"""
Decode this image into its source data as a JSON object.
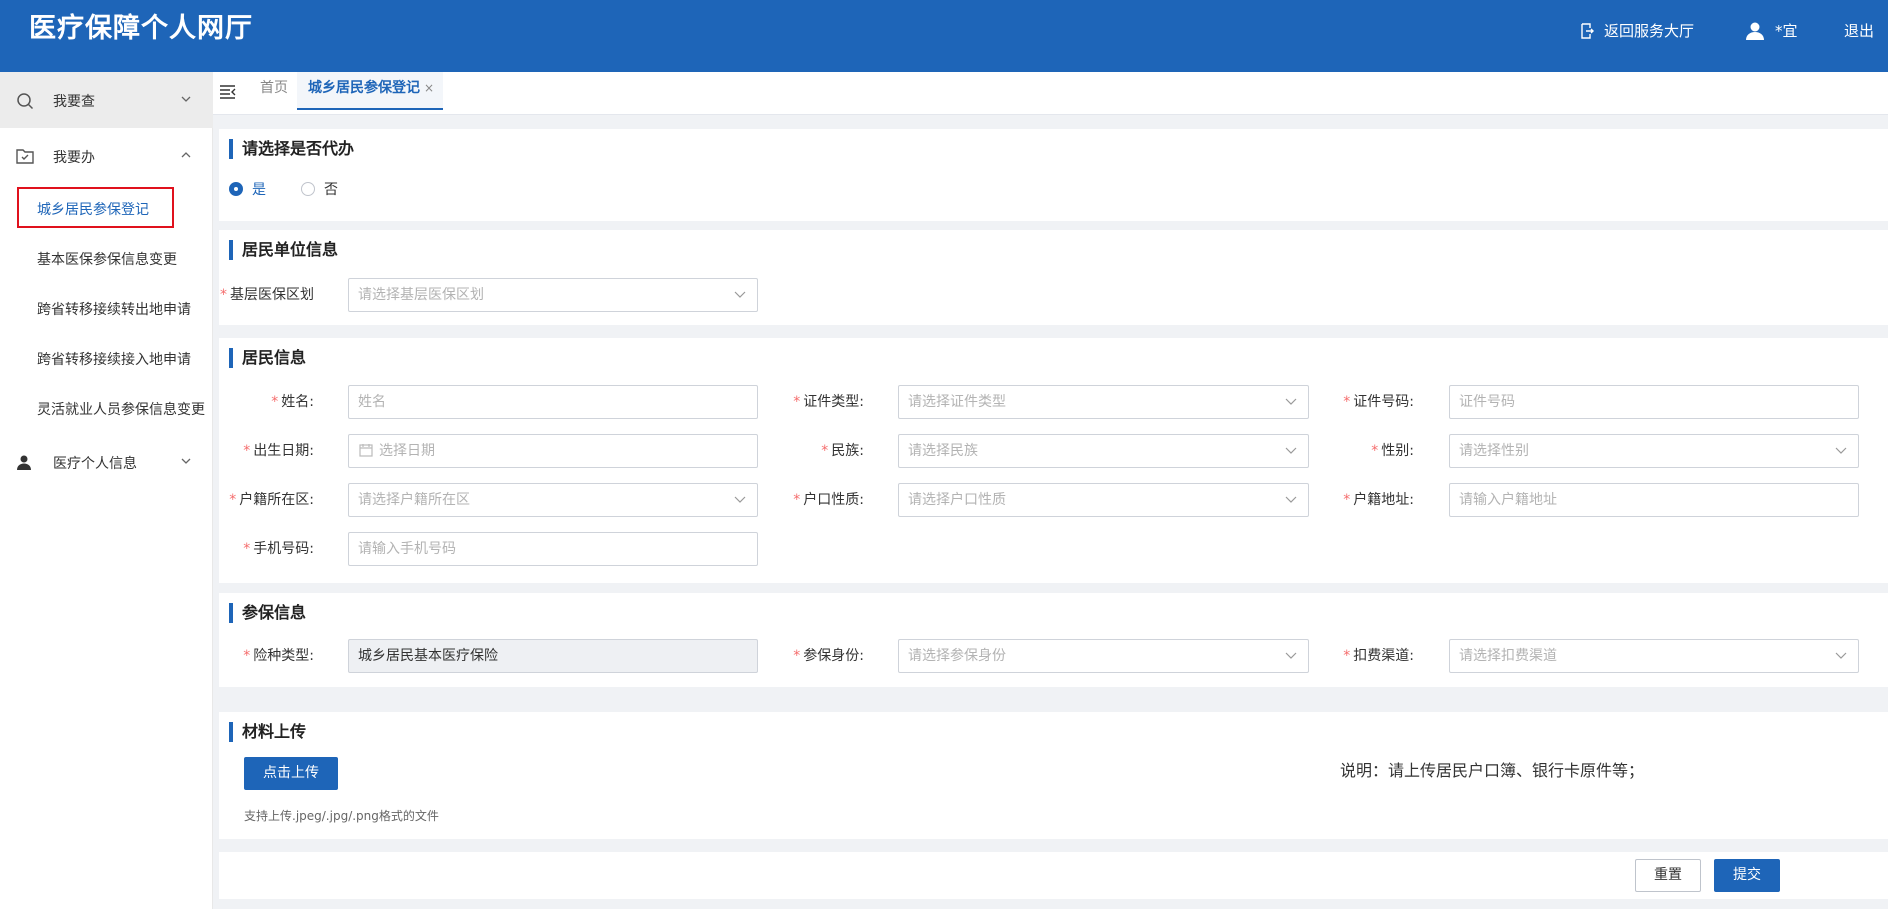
{
  "header": {
    "title": "医疗保障个人网厅",
    "return_hall": "返回服务大厅",
    "user_name": "*宜",
    "logout": "退出"
  },
  "sidebar": {
    "query": "我要查",
    "handle": "我要办",
    "sub_items": [
      "城乡居民参保登记",
      "基本医保参保信息变更",
      "跨省转移接续转出地申请",
      "跨省转移接续接入地申请",
      "灵活就业人员参保信息变更"
    ],
    "personal_info": "医疗个人信息"
  },
  "tabs": {
    "home": "首页",
    "active": "城乡居民参保登记",
    "close": "×"
  },
  "agent": {
    "title": "请选择是否代办",
    "yes": "是",
    "no": "否",
    "selected": "是"
  },
  "unit": {
    "title": "居民单位信息",
    "district_label": "基层医保区划",
    "district_placeholder": "请选择基层医保区划"
  },
  "resident": {
    "title": "居民信息",
    "name_label": "姓名:",
    "name_placeholder": "姓名",
    "id_type_label": "证件类型:",
    "id_type_placeholder": "请选择证件类型",
    "id_no_label": "证件号码:",
    "id_no_placeholder": "证件号码",
    "birth_label": "出生日期:",
    "birth_placeholder": "选择日期",
    "ethnic_label": "民族:",
    "ethnic_placeholder": "请选择民族",
    "gender_label": "性别:",
    "gender_placeholder": "请选择性别",
    "hukou_area_label": "户籍所在区:",
    "hukou_area_placeholder": "请选择户籍所在区",
    "hukou_type_label": "户口性质:",
    "hukou_type_placeholder": "请选择户口性质",
    "hukou_addr_label": "户籍地址:",
    "hukou_addr_placeholder": "请输入户籍地址",
    "phone_label": "手机号码:",
    "phone_placeholder": "请输入手机号码"
  },
  "insurance": {
    "title": "参保信息",
    "type_label": "险种类型:",
    "type_value": "城乡居民基本医疗保险",
    "identity_label": "参保身份:",
    "identity_placeholder": "请选择参保身份",
    "channel_label": "扣费渠道:",
    "channel_placeholder": "请选择扣费渠道"
  },
  "upload": {
    "title": "材料上传",
    "button": "点击上传",
    "hint": "支持上传.jpeg/.jpg/.png格式的文件",
    "note": "说明：请上传居民户口簿、银行卡原件等；"
  },
  "actions": {
    "reset": "重置",
    "submit": "提交"
  },
  "colors": {
    "primary": "#1e65b8",
    "required": "#f56c6c",
    "highlight": "#e0111d"
  }
}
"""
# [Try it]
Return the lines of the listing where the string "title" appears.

# [Task response]
    "title": "医疗保障个人网厅",
    "title": "请选择是否代办",
    "title": "居民单位信息",
    "title": "居民信息",
    "title": "参保信息",
    "title": "材料上传",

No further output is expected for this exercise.